The fault, likely created in the last 5,000 years, sparked at least one magnitude 7 earthquake in its history
. Such temblors cause massive destruction in their wake.
"This is a very, very dangerous (area) at risk of earthquake," Al-Shukri said. "When you talk about (magnitude) 7 and plus, this is going to be a major disaster."
Originally posted by getreadyalready
reply to post by PuterMan
I disagree. Yes, NE Arkansas gets a lot of New Madrid Activity, but the Activity near Searcy lately is very unusual. It is not associated with the other fault, and it is blamed on a newly discovered fault line. Also, the shallowness of the activity means a lot more surface damage if they get a big one.
Fractures are also induced by pumping pressurized fluids down the well bore to fracture the rock unit. These additional fractures enhance the permeability of the Fayetteville Shale and allow more efficient gas production.
It is in one of my original links as well.
Haydar Al-Shukri, director of the Arkansas Earthquake Center at the University of Arkansas at Little Rock, discovered the Marianna Fault after searching for a fault since 2005. The fault line is seven miles long, with 110 metres (360 ft) dimensions. The land above the Marianna Fault is mostly cotton fields, but the presence of fertile soil with stretches of fine sand alerted seismologists to the fault's existence. It is believed that the Marianna Fault has previously experienced an earthquake that would have measured 7.0 on the Richter magnitude scale, and may well do so again. Al-Shukri believes that the fault was created 5,000 years ago.
I'm sure it will be abundantly clear in hindsight!
Haydar Al-Shukri announced the discovery of the Marianna Fault on January 21, 2009. Days later Al-Shukri stated that more funding is required to study the fault, which would include studying if the fault is still active. The lack of seismic equipment in the vicinity is one factor in the need for additional funding.
A pipe laid by Arkla Energy Resources runs through the area but a spokeswoman for the company would not say if it was the one near the fault's epicentre.
Pictures of Marianna before the Earthquake
Originally posted by starsyren
Fine...I'll say it!
UFO Casebook: The White Manuscript
It's the underground alien base under the Ozarks, one of the entrances to which can be found 5mi underneath Blowing cave in Cushman, AR.
Geez, that was easy....
LITTLE ROCK — Geologists are installing a temporary sensor just west of Searcy to record seismic activity after a series of earthquakes that have rattled the area in recent days.

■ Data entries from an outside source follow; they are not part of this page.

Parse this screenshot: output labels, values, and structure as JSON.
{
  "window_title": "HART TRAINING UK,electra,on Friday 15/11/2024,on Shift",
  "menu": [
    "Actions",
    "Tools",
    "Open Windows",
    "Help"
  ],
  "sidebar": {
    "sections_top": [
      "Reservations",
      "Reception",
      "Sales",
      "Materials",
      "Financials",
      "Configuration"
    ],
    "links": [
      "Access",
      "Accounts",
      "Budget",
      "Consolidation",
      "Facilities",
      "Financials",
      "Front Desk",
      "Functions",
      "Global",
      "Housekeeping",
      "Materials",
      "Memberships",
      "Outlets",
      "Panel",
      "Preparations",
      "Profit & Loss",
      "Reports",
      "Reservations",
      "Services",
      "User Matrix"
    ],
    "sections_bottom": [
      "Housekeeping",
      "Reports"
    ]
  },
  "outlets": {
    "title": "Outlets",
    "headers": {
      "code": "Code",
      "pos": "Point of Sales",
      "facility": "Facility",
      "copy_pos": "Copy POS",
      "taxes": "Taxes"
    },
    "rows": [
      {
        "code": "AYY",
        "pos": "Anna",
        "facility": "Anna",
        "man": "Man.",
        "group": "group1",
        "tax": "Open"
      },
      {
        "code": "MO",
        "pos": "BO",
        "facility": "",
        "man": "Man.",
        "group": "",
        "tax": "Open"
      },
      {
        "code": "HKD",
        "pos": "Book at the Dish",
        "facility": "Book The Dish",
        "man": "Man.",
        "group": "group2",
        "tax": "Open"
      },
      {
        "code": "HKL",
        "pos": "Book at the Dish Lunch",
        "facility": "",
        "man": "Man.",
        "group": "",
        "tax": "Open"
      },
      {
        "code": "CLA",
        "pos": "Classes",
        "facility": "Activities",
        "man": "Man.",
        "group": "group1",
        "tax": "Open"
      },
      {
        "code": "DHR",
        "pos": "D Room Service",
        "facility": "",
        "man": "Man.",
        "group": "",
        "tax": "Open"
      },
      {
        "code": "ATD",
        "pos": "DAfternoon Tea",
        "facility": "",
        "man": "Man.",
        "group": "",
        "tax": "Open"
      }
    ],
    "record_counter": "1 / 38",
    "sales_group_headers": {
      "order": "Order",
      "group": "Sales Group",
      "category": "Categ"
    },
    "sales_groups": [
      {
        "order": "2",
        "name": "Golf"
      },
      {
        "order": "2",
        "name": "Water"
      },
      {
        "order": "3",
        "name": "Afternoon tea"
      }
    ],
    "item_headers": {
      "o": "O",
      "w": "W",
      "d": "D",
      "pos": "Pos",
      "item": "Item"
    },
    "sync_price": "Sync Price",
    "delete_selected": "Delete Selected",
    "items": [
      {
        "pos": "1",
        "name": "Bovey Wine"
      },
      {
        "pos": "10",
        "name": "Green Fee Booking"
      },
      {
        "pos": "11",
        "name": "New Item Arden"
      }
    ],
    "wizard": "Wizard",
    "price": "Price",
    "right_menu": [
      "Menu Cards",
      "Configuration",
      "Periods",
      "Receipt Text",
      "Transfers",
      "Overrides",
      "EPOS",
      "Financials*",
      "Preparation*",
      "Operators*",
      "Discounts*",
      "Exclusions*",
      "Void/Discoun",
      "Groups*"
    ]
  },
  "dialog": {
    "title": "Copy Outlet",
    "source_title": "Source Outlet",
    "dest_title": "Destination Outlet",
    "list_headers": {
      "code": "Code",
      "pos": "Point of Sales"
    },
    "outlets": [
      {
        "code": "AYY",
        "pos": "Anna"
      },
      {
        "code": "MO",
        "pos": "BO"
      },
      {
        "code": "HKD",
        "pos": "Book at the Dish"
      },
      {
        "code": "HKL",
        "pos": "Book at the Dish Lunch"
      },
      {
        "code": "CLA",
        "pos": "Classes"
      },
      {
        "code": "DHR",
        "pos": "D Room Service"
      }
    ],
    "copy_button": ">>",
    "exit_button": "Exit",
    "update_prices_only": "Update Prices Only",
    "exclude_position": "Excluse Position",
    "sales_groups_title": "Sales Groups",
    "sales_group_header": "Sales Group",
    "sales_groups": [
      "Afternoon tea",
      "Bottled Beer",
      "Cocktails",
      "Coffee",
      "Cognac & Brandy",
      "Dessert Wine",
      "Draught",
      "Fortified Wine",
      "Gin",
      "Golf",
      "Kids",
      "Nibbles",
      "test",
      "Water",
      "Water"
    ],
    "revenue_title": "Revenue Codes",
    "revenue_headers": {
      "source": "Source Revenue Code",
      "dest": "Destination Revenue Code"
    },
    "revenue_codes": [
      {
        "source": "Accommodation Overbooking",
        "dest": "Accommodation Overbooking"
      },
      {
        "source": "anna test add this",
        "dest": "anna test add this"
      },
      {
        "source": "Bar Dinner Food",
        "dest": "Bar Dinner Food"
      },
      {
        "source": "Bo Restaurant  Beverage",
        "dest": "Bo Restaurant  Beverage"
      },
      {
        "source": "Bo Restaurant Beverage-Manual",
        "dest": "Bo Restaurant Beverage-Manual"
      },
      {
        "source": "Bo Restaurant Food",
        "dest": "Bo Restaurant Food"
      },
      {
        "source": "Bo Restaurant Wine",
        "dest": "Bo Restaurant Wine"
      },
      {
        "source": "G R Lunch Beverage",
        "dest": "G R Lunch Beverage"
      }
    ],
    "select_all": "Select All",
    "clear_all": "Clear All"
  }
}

The U.S. Geological Survey lists nine quakes in White County since Saturday, with the strongest occurring that night about 7 miles northwest of Garner. That quake measured 3.3 on the Richter scale.
The quakes have continued each day since, including a 2.2-magnitude earthquake reported just before 10:30 a.m. Tuesday about 6 miles west of Searcy. More than 100 people have reported feeling the stronger tremors.
Scott Ausbrooks, the geohazards supervisor with the Arkansas Geological Survey, said the temporary earthquake sensor should be online by the end of this week and will record better data should more quakes occur in the same White County region.
"You can equate it to tornado-chasing," Ausbrooks said by phone from the White County site. "You hate to say it but you need more earthquakes to get more data."
He said scientists have found certain earthquakes to have been caused by man-made operations, such as re-injecting fluids in an oil field or emptying a large reservoir. But definitively saying whether a quake was caused by such work is always tough.
"A lot of people think 'oh we're hiding something,'" Blakeman said. "We're not. It's up in the air because it's very hard to figure out correlation. It's not like you drill a well and the next day you get a whole bunch of earthquakes. And in areas like Arkansas that have earthquakes anyway, it's hard to know what's natural and what's not."